Keep vacuuming until no more
liquid can be removed. If the spill
was a colored liquid, treat it as you
would a stain, after vacuuming.
If you get to a stain immediately, there’s
a 99 percent chance you can remove it.
The longer a stain reacts chemically with
the carpeting, the harder it is to remove.
Try water first
Eighty percent of stains can be removed
using plain tap water. To remove a stain,
press a clean, dry, white cloth over the
stain to absorb the spill. Repeat until the
spill is absorbed. Then gently work water
into the stain with a damp white towel
and blot until the stain is gone.
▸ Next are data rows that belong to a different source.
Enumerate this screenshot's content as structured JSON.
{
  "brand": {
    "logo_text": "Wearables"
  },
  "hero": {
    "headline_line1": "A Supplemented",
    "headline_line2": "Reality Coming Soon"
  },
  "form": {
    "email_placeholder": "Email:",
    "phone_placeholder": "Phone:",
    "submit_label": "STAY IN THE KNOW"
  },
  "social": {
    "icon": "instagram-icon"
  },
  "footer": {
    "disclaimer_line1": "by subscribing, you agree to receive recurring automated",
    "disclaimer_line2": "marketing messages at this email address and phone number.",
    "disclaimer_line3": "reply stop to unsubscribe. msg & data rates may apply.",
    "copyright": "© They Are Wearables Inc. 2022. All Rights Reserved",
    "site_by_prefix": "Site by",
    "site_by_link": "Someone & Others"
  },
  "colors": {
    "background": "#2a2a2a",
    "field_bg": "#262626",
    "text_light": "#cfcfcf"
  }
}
Change
cloths when necessary. For a particularly
stubborn spot, go to the online “spot
solver” resource at The Carpet and Rug Institute (the carpet manufacturers’ trade organization) to find
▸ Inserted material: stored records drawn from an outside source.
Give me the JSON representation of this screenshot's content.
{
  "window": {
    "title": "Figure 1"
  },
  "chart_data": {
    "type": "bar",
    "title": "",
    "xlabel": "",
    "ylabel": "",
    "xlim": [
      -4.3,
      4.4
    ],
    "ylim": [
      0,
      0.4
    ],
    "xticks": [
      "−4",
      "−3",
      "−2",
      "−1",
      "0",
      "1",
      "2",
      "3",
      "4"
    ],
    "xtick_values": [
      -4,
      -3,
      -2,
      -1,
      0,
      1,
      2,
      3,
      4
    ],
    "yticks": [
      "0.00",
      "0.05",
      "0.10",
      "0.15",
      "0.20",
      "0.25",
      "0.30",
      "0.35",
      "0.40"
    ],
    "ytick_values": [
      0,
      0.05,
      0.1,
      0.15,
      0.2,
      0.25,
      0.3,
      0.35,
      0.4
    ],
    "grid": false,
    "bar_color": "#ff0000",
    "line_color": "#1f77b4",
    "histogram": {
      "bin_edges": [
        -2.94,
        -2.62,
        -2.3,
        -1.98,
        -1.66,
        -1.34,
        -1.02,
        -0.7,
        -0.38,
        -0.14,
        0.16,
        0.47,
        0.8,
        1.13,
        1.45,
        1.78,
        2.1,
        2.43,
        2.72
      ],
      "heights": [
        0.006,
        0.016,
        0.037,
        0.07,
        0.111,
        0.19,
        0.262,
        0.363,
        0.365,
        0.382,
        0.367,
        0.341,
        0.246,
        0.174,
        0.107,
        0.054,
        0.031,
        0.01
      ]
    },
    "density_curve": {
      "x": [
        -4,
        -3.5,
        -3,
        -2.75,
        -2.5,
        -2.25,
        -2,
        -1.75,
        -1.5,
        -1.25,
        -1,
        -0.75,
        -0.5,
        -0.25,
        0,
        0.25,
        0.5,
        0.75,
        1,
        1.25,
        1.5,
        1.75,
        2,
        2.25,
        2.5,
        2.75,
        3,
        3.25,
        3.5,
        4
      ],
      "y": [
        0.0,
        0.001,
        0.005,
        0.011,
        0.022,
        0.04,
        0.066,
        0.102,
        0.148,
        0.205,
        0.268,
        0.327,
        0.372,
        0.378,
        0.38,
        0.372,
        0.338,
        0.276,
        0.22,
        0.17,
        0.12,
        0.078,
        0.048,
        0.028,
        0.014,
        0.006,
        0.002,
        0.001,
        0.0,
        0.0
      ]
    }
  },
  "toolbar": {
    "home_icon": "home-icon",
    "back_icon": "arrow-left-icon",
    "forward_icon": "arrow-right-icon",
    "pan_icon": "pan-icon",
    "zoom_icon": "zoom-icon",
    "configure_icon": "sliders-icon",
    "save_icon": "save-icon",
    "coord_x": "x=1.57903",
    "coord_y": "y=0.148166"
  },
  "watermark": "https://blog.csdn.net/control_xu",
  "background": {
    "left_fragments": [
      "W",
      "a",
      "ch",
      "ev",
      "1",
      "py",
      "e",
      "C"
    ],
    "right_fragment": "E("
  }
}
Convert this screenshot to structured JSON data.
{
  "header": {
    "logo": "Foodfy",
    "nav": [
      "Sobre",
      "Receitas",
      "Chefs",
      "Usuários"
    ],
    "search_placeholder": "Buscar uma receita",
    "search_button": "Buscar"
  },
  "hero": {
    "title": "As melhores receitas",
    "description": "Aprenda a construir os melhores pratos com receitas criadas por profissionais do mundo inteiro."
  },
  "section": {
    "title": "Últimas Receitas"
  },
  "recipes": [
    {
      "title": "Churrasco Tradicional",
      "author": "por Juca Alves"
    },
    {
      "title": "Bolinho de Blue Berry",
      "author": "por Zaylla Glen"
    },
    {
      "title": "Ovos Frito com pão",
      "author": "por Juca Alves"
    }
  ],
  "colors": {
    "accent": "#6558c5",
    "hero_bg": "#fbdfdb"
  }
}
your stain and a suggested solution. Use
a fan to dry the area if it’s very wet.
Blot—don’t rub or scrub
Scrubbing a stain will damage the fibers
and create a fuzzy area. Always blot
from the outer edge toward the center
of the stain to avoid spreading the spot
and creating a larger problem.
Work water gently into the spill and then
blot with a dry cloth. Repeat until the
stain is gone and all the water has been
absorbed. If you’re patient, you’ll almost
always be able to remove the stain.
On tough spots, try vinegar or club soda
If water alone doesn’t remove a stain, try
a white vinegar and water solution (equal
amounts) or club soda before trying
stronger commercial cleaning products.
Test commercial products first
Some products can cause carpet to get
dirty faster or damage the carpet’s color
and texture. For a list of carpet manufacturer-
approved spot and stain cleaners,
go online to The Carpet and Rug Institute. Test
carpet-cleaning products on an inconspicuous
area before using.